**WHAT YOU NEED TO DO**
Through the last line of the entries, please copy every line exactly, starting with the one that contains "What data populates".

**INPUT FOR THIS TASK**
§

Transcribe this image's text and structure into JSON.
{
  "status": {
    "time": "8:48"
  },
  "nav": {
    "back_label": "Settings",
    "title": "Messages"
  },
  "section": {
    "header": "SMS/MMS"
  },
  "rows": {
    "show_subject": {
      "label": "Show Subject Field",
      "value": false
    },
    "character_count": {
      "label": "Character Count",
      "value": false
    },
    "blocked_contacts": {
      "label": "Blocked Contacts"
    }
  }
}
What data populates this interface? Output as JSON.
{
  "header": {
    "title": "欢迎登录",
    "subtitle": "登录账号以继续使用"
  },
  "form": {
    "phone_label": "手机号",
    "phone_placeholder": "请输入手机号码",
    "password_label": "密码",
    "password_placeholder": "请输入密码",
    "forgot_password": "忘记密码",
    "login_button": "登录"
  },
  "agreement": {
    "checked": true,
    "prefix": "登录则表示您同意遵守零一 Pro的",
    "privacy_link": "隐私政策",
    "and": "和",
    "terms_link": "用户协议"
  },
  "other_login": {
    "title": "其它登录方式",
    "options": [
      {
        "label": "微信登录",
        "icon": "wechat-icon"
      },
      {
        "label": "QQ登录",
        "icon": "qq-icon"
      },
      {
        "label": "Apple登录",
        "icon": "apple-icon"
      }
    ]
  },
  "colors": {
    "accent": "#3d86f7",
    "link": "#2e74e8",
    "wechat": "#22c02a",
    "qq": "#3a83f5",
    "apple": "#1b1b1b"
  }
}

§

**ANSWER BOX**
What data populates this interface? Output as JSON.
{
  "header": {
    "title": "欢迎登录",
    "subtitle": "登录账号以继续使用"
  },
  "form": {
    "phone_label": "手机号",
    "phone_placeholder": "请输入手机号码",
    "password_label": "密码",
    "password_placeholder": "请输入密码",
    "forgot_password": "忘记密码",
    "login_button": "登录"
  },
  "agreement": {
    "checked": true,
    "prefix": "登录则表示您同意遵守零一 Pro的",
    "privacy_link": "隐私政策",
    "and": "和",
    "terms_link": "用户协议"
  },
  "other_login": {
    "title": "其它登录方式",
    "options": [
      {
        "label": "微信登录",
        "icon": "wechat-icon"
      },
      {
        "label": "QQ登录",
        "icon": "qq-icon"
      },
      {
        "label": "Apple登录",
        "icon": "apple-icon"
      }
    ]
  },
  "colors": {
    "accent": "#3d86f7",
    "link": "#2e74e8",
    "wechat": "#22c02a",
    "qq": "#3a83f5",
    "apple": "#1b1b1b"
  }
}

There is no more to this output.